## ACTION ITEM
Count the lines below containing "Collected"; state the number only.

(Page and application data records)
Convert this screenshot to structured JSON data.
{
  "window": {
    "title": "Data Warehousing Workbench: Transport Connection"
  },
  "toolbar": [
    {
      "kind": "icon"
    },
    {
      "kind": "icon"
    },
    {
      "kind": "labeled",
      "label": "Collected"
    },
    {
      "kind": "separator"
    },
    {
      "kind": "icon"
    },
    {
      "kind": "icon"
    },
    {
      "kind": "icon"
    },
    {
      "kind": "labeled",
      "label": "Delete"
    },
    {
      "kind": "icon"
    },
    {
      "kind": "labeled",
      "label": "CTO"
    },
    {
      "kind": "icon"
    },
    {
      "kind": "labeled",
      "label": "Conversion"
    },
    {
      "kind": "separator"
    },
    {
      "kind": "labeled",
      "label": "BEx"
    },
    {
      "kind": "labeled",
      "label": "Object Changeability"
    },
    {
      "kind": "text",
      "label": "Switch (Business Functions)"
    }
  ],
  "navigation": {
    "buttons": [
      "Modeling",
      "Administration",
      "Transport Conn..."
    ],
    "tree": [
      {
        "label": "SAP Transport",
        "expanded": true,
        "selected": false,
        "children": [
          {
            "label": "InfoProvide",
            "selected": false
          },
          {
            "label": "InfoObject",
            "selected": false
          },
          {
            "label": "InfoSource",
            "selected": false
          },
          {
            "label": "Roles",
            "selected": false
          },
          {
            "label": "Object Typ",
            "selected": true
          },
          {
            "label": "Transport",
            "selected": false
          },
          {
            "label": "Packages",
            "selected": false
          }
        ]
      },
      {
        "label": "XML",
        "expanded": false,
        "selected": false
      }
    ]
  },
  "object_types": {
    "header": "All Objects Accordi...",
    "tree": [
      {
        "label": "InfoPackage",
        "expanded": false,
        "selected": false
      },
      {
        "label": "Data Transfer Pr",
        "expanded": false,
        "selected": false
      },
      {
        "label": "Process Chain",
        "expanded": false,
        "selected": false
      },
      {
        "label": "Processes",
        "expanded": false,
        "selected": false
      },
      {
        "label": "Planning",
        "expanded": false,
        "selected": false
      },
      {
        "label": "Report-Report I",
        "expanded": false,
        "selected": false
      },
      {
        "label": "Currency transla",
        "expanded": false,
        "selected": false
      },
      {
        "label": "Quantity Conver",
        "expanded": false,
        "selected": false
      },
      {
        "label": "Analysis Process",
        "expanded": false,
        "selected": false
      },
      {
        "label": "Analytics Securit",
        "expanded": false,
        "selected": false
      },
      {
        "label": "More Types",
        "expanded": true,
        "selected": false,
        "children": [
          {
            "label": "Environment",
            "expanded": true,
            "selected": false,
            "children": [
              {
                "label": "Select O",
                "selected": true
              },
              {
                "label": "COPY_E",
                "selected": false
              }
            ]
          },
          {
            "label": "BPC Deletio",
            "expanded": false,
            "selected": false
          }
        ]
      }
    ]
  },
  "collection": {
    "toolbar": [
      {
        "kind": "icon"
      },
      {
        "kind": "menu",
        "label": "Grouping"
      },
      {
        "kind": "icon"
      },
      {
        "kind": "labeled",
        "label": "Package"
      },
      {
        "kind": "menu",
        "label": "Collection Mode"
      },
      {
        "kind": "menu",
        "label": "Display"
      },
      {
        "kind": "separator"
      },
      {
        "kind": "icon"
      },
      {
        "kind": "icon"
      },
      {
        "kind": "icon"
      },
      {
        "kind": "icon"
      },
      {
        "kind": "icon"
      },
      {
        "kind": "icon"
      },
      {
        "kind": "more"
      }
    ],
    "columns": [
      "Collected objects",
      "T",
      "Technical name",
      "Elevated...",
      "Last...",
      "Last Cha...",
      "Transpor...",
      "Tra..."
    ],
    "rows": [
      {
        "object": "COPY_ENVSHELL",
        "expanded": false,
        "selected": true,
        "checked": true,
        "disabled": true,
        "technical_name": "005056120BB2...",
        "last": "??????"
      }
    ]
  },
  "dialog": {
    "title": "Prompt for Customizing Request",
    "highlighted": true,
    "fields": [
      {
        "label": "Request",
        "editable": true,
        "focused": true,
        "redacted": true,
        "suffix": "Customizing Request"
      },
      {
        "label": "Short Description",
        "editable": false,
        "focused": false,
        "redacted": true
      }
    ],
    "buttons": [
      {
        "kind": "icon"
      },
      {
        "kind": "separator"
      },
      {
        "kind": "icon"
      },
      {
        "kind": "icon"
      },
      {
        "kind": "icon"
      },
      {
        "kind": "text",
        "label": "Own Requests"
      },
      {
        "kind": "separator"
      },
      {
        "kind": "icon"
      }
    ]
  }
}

## PROBLEM SOLUTION
2